Task prompt →
What you should output is the data below, unchanged in every character.

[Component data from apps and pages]
○ ○ ○ ○

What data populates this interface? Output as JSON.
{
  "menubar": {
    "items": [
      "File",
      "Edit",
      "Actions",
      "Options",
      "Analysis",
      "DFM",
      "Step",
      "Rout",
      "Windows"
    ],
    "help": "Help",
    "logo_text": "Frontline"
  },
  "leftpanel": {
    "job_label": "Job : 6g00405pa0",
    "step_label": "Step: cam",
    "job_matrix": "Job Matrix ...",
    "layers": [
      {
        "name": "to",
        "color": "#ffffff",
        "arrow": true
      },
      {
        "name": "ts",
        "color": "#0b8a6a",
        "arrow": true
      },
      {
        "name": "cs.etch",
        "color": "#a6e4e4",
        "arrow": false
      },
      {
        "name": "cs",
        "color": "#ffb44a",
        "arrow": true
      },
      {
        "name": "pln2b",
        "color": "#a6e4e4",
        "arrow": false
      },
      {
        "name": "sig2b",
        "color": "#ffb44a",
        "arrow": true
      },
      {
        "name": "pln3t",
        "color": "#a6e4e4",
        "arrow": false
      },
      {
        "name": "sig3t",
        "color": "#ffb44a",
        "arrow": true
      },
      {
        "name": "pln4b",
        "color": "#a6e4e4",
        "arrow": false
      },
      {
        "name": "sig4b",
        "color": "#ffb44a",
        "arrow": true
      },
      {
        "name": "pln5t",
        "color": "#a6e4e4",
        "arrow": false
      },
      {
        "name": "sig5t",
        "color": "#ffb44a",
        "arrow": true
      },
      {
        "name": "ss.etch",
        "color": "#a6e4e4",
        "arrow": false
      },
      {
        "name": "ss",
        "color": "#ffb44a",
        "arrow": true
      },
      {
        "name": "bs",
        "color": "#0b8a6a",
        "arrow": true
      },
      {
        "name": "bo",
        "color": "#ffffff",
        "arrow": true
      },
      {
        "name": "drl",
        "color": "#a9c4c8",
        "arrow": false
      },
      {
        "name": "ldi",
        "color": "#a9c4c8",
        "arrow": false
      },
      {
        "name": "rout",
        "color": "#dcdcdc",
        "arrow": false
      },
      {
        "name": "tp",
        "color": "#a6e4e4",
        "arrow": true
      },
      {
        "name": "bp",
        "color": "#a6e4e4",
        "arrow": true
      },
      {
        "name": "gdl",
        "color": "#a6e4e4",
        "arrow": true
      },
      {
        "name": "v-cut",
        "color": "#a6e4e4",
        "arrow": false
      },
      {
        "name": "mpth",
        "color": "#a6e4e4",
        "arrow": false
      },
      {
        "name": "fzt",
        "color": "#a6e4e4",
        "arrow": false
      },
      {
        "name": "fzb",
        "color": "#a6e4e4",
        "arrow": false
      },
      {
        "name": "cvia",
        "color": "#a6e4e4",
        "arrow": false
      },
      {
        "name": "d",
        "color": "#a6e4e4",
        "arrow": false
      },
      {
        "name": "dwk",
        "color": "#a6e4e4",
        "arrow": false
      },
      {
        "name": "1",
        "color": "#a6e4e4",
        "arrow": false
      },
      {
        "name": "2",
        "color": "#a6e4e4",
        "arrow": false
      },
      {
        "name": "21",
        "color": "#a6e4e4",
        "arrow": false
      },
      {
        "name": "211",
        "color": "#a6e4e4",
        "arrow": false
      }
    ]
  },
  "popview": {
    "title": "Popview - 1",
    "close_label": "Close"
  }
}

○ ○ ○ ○

Output for this task →
What data populates this interface? Output as JSON.
{
  "menubar": {
    "items": [
      "File",
      "Edit",
      "Actions",
      "Options",
      "Analysis",
      "DFM",
      "Step",
      "Rout",
      "Windows"
    ],
    "help": "Help",
    "logo_text": "Frontline"
  },
  "leftpanel": {
    "job_label": "Job : 6g00405pa0",
    "step_label": "Step: cam",
    "job_matrix": "Job Matrix ...",
    "layers": [
      {
        "name": "to",
        "color": "#ffffff",
        "arrow": true
      },
      {
        "name": "ts",
        "color": "#0b8a6a",
        "arrow": true
      },
      {
        "name": "cs.etch",
        "color": "#a6e4e4",
        "arrow": false
      },
      {
        "name": "cs",
        "color": "#ffb44a",
        "arrow": true
      },
      {
        "name": "pln2b",
        "color": "#a6e4e4",
        "arrow": false
      },
      {
        "name": "sig2b",
        "color": "#ffb44a",
        "arrow": true
      },
      {
        "name": "pln3t",
        "color": "#a6e4e4",
        "arrow": false
      },
      {
        "name": "sig3t",
        "color": "#ffb44a",
        "arrow": true
      },
      {
        "name": "pln4b",
        "color": "#a6e4e4",
        "arrow": false
      },
      {
        "name": "sig4b",
        "color": "#ffb44a",
        "arrow": true
      },
      {
        "name": "pln5t",
        "color": "#a6e4e4",
        "arrow": false
      },
      {
        "name": "sig5t",
        "color": "#ffb44a",
        "arrow": true
      },
      {
        "name": "ss.etch",
        "color": "#a6e4e4",
        "arrow": false
      },
      {
        "name": "ss",
        "color": "#ffb44a",
        "arrow": true
      },
      {
        "name": "bs",
        "color": "#0b8a6a",
        "arrow": true
      },
      {
        "name": "bo",
        "color": "#ffffff",
        "arrow": true
      },
      {
        "name": "drl",
        "color": "#a9c4c8",
        "arrow": false
      },
      {
        "name": "ldi",
        "color": "#a9c4c8",
        "arrow": false
      },
      {
        "name": "rout",
        "color": "#dcdcdc",
        "arrow": false
      },
      {
        "name": "tp",
        "color": "#a6e4e4",
        "arrow": true
      },
      {
        "name": "bp",
        "color": "#a6e4e4",
        "arrow": true
      },
      {
        "name": "gdl",
        "color": "#a6e4e4",
        "arrow": true
      },
      {
        "name": "v-cut",
        "color": "#a6e4e4",
        "arrow": false
      },
      {
        "name": "mpth",
        "color": "#a6e4e4",
        "arrow": false
      },
      {
        "name": "fzt",
        "color": "#a6e4e4",
        "arrow": false
      },
      {
        "name": "fzb",
        "color": "#a6e4e4",
        "arrow": false
      },
      {
        "name": "cvia",
        "color": "#a6e4e4",
        "arrow": false
      },
      {
        "name": "d",
        "color": "#a6e4e4",
        "arrow": false
      },
      {
        "name": "dwk",
        "color": "#a6e4e4",
        "arrow": false
      },
      {
        "name": "1",
        "color": "#a6e4e4",
        "arrow": false
      },
      {
        "name": "2",
        "color": "#a6e4e4",
        "arrow": false
      },
      {
        "name": "21",
        "color": "#a6e4e4",
        "arrow": false
      },
      {
        "name": "211",
        "color": "#a6e4e4",
        "arrow": false
      }
    ]
  },
  "popview": {
    "title": "Popview - 1",
    "close_label": "Close"
  }
}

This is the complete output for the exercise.